If you're unable to accommodate an large outdoor antenna, you could always try something like an AOR SA-7000 which does a pretty good job of covering everything. Some discones also offer surprising results on HF. Big external antennas often mean you’ll have to switch the Attenuator on.
So after 20 years of holding it in high regard, does the Alinco DJ-X2000 still make sense in 2022? Well yes, I guess it does. My own runs about 1k out of tune so it needs VFO realignment - not sure if that’s a big job or not. To be honest, it doesn’t really matter does it, for general listening. If you’re up a hill listening to a two Americans having a chinwag on 14.100 but the screen shows 14.101, do you really care?🤷♂️
Sure, things have moved on and there's some pretty darned clever (and cheap) SDR receivers out there with amazing sensitivity, selectivity and stability but the DJ-X2000E can still hold its own and it can be purchased for crazy low prices on the used market.
£500 in 2002 equates to around £830 in 2022
Main Features DJ-X2000E
- Specifications DJ-X2000E
- Receiving Range: 0.1000 to 2,149.999950MHz Continuous (ie No Gaps)
- Mode: NFM/WFM(mono,stereo)/AM/CW/USB/LSB
- Antenna imp.: 50 ohms
- Antenna terminal: BNC
- Supply voltage: DC 4.8V (Ni-Cd battery pack EBP-33,34,37N), DC 6V with EDH-16 AA battery case, DC 10-16V external power source.
- Typical operation with Alkaline AA in EDH-16: 30hours (1:4 battery saver ON)
- Current consumption: approx. 150mA in normal reception, approx. 50mA with 1:4 battery saver at 6Vdc power source
- Operating temperature: -10 to 60 C or 14 to 140 F
- Frequency stability: Within +/- 2.5 ppm at operating temperature range AF output: 100mW or more 10% THD
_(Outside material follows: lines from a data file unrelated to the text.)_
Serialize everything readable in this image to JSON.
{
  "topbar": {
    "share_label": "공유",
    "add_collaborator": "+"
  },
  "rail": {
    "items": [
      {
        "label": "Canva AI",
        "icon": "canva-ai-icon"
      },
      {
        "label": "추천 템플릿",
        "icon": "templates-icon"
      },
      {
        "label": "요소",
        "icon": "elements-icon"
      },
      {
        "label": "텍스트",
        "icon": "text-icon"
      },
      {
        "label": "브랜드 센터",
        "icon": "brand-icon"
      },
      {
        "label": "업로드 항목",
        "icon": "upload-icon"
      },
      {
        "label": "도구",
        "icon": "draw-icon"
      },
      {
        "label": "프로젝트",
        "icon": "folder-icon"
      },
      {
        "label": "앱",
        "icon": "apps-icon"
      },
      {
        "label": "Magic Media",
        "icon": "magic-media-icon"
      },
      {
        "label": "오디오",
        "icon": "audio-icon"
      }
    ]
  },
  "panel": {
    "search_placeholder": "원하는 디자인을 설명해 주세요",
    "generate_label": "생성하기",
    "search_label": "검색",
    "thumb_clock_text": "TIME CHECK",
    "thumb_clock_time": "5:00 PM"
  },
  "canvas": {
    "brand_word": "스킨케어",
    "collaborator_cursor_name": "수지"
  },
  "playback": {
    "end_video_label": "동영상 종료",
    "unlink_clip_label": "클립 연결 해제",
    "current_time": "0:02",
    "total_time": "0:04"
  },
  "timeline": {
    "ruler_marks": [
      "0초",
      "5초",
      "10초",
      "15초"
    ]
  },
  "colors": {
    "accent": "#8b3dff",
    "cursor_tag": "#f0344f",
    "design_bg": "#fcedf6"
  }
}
- Channel steps: Auto, 50, 100, 200, 500Hz, 1, 2, 5, 6.25, 8.33, 9, 10, 12.5, 15, 20, 25, 30, 50, 100, 125, 150, 200, 250, 500KHz, user-programmable
- Memory channels: 2,000 / 50banks, 40channels in each bank
- Program-Scan: 20 pairs
- Priority watch memory: 1
- Dimension without projection: 57 x 150 x 27.5 mm
- Weight: 200g
- System: Triple-conv. Superheterodyne
1st IF: 814.5MHz or 304.3MHz
2nd IF: 45.05MHz
3rd IF: 455KHz
- Typical sensitivity:
FM/WFM 12dB SINAD, AM/SSB/CW 10dB S/N
0.1 to 5.0 MHz: 1.5uV
5.0 to 900MHz: 1.0uV
0.1 to 5.0 MHz: 0.6uV
5.0 to 900MHz: 0.5uV
900MHz up: 1.0uV
5.0 to 900MHz: 0.5uV
900MHz up: 2.0uV
5.0 to 900MHz: 2.0uV
900MHz up: 4.0uV
PERIOD UK ADVERTS…
I switched my radio on today and nothing!! I figured the battery must be flat, so I stood the radio in the Desktop Charger and got nothing again - no red light, no green light, zip!
On closer examination, I detected crackling sounds as I wiggled the power plug at the back of the charger, so I stripped it down (very simple) and examined the PCB. From that I determined that there was a bad joint on the pcb-mounted power-socket, so resoldered it and tried again - bingo! Everything worked fine. I'm expecting another 15 years service :-)